Christmas brings a feeling of celebration and anticipation for adults and for kids. We are told to focus on the real meaning of Christmas – the birth of Jesus – and of course we should. But that doesn’t mean that we can’t have some fun along the way. Fun as in – dads helping kids have fun. Why dads? Because studies show that dads play with their kids more.
Blogs and magazines tell mothers how we can make the holidays better, but rarely do they tell dads how to. So, I’ll take a stab at it.
First, dads you have a huge influence over the mood in your home. If you are grumpy, tired, and irritable, guess who else will be? Everyone in your home. So do your best to take charge of your schedule and make room for down time. Take time for yourself to relax, but then take some of that time to do things with your kids. Go shopping for their mothers, grandparents or for needy families in your community.

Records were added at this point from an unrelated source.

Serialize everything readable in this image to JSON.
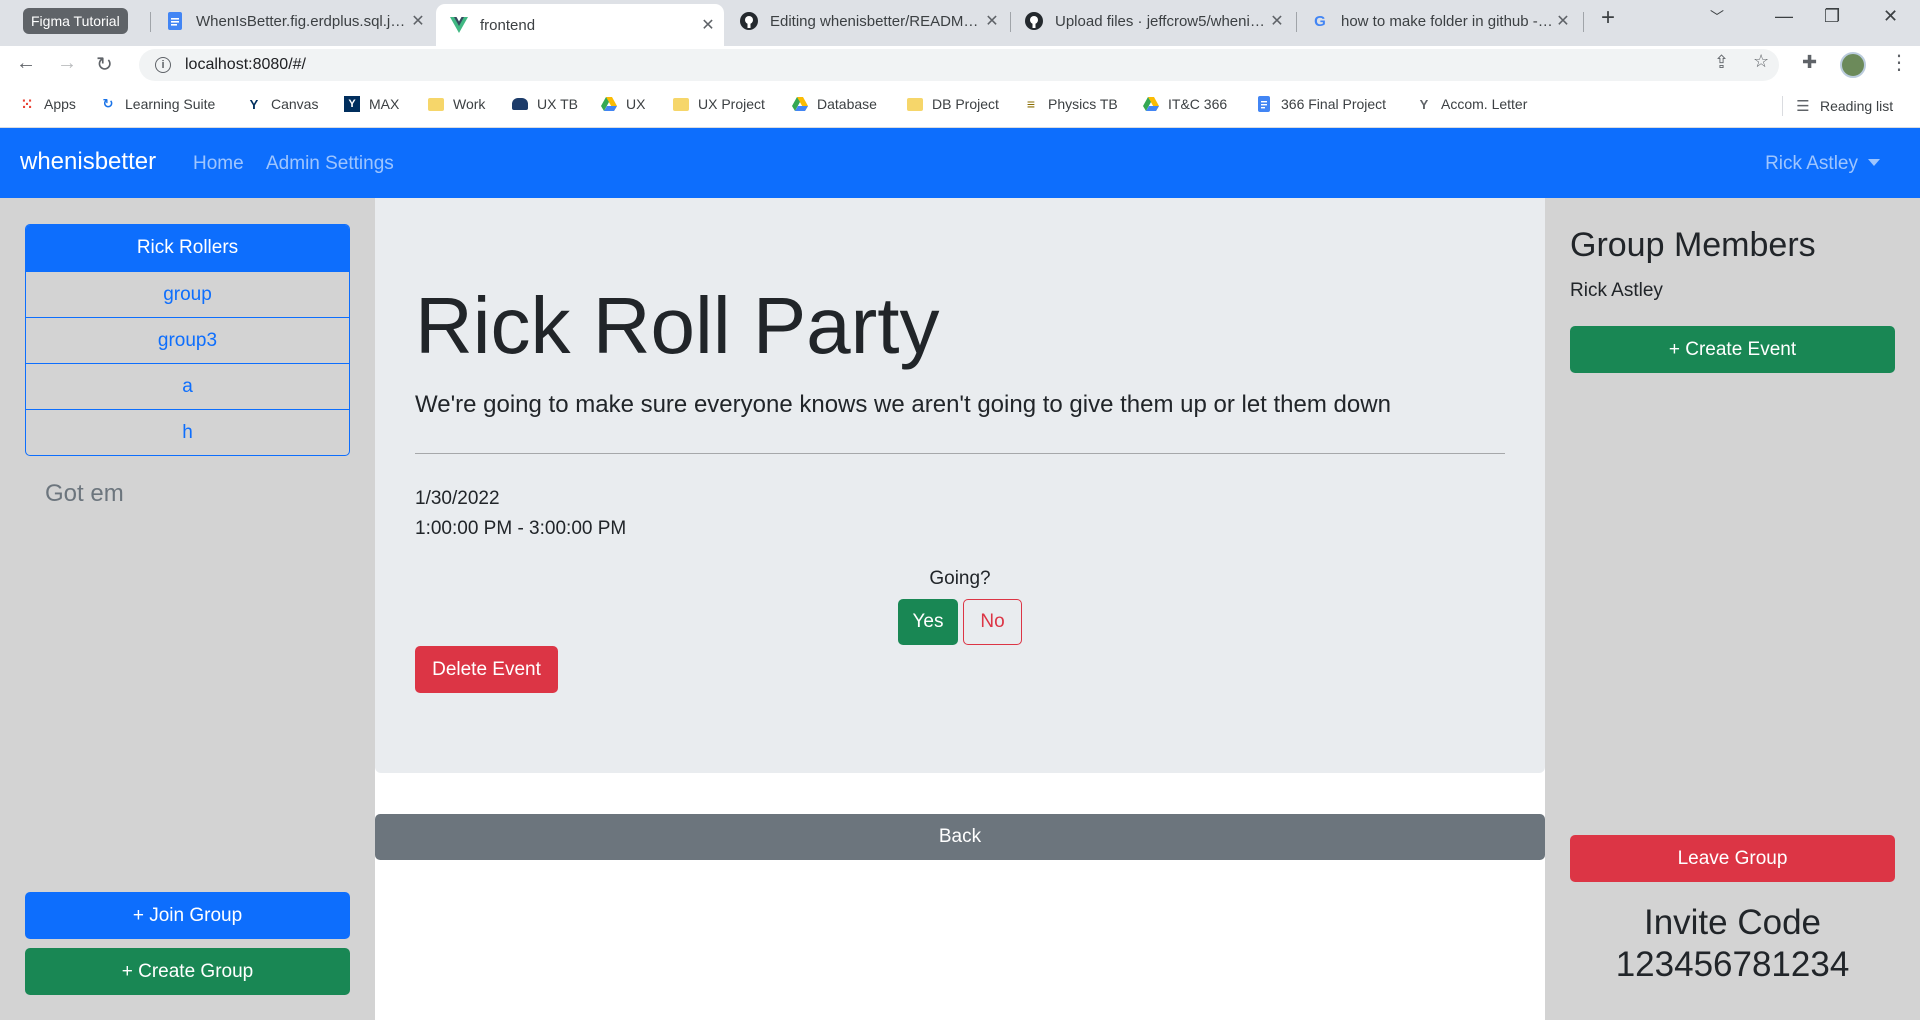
{
  "browser": {
    "tab_group": "Figma Tutorial",
    "tabs": [
      {
        "title": "WhenIsBetter.fig.erdplus.sql.json",
        "icon": "docs-icon"
      },
      {
        "title": "frontend",
        "icon": "vue-icon"
      },
      {
        "title": "Editing whenisbetter/README.md",
        "icon": "github-icon"
      },
      {
        "title": "Upload files · jeffcrow5/whenisbetter",
        "icon": "github-icon"
      },
      {
        "title": "how to make folder in github - Google Search",
        "icon": "google-icon"
      }
    ],
    "url": "localhost:8080/#/",
    "bookmarks": [
      "Apps",
      "Learning Suite",
      "Canvas",
      "MAX",
      "Work",
      "UX TB",
      "UX",
      "UX Project",
      "Database",
      "DB Project",
      "Physics TB",
      "IT&C 366",
      "366 Final Project",
      "Accom. Letter"
    ],
    "reading_list": "Reading list"
  },
  "navbar": {
    "brand": "whenisbetter",
    "links": [
      "Home",
      "Admin Settings"
    ],
    "user": "Rick Astley"
  },
  "sidebar": {
    "groups": [
      "Rick Rollers",
      "group",
      "group3",
      "a",
      "h"
    ],
    "note": "Got em",
    "join_label": "+ Join Group",
    "create_label": "+ Create Group"
  },
  "event": {
    "title": "Rick Roll Party",
    "description": "We're going to make sure everyone knows we aren't going to give them up or let them down",
    "date": "1/30/2022",
    "time": "1:00:00 PM - 3:00:00 PM",
    "going_label": "Going?",
    "yes_label": "Yes",
    "no_label": "No",
    "delete_label": "Delete Event",
    "back_label": "Back"
  },
  "members": {
    "title": "Group Members",
    "list": [
      "Rick Astley"
    ],
    "create_event_label": "+ Create Event",
    "leave_label": "Leave Group",
    "invite_label": "Invite Code",
    "invite_code": "123456781234"
  },
  "colors": {
    "primary": "#0d6efd",
    "success": "#198754",
    "danger": "#dc3545",
    "secondary": "#6c757d",
    "sidebar_bg": "#d3d3d3",
    "jumbotron_bg": "#e9ecef"
  }
}
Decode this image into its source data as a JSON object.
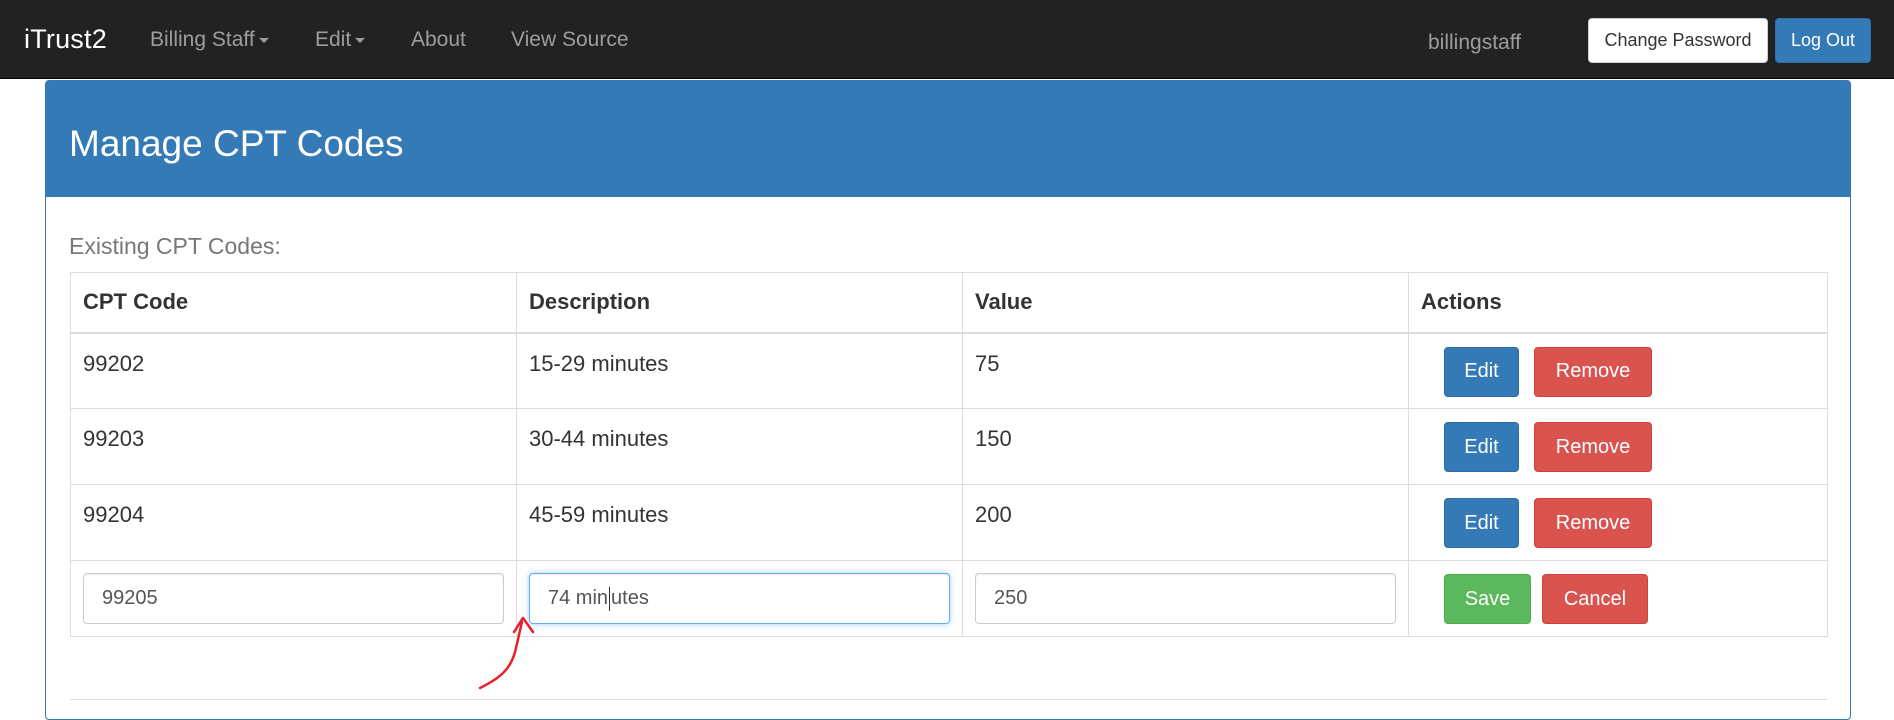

Kids love delivering gifts to children who are less fortunate.
Several nights ago, my daughter and son-in-law picked up items at one church and delivered them to another so they could be sold cheaply to those who are less fortunate. For some odd reason, they were told to pick the items up at 9 o’clock at night. They put all three kids in the car and finished the delivery. Afterward, their 10-year-old daughter pleaded with them to go back to the church and do it again. She wouldn’t let up. (I know because I was in the third seat of the car.) When you bring your kids with you while serving others, they learn that giving is important to their dads. Therefore, it should be important to them. Your service makes a huge impact on your kids.
Second, plan some fun that you ordinarily don’t have. It doesn’t have to be long; it just has to be with you and your kids. Make a fort, go for a hike, go skiing, walk in the woods, even make cookies together. Make the ones that you used to eat at Christmas and tell them why they are special to you. Talk about what you did at Christmas when you were young and bring your memories alive for them. If those memories were painful or unhappy, skip it. Tell them those stories are for a different time.
Third, play games. Board games are a lot of fun and there’s something about playing them that brings people together. There may be those who cheat, argue, or brag when they win and that’s OK. It’s still a learning experience that you have together. Look around your house and see what games you already have and make sure that they’re age appropriate. If you don’t have any, go to Target and get a couple. Zingo is a fun game for little kids. For middle schoolers, Jr Monopoly, and for older kids, Code Names are fun as well. If your kids are hesitant to play, make some good food to eat while you’re playing. That will bring them to the table.
Create an advent calendar together. Kids of all ages love advent calendars, particularly when there is a piece of chocolate tucked away for each day. When you are home, talk about advent and why it exists. Ask them if they like waiting or if it’s hard for them. Use the time to talk about the star over Bethlehem and how long it must have taken the wise men and shepherds to walk to the stable. Take them out at night and look up at the sky. Were the shepherds cold? Were they in bare feet? What would it be like to walk at night? Could they follow a star?
There are so many things to talk about during advent. Use this opportunity to bring the whole story of Christmas to life.
When Christmas eve comes, you can read them The Night Before Christmas but then read them to story of Jesus’ birth in Luke’s Gospel. When you bring that night to life, kids will jump into the story.
Dads, enjoy the time you have with your kids this Christmas. They grow up quickly and there may be many years that you won’t see them at Christmas. More importantly, when they are older, they won’t experience your love, comfort, and the fun you have together like they can THIS Christmas.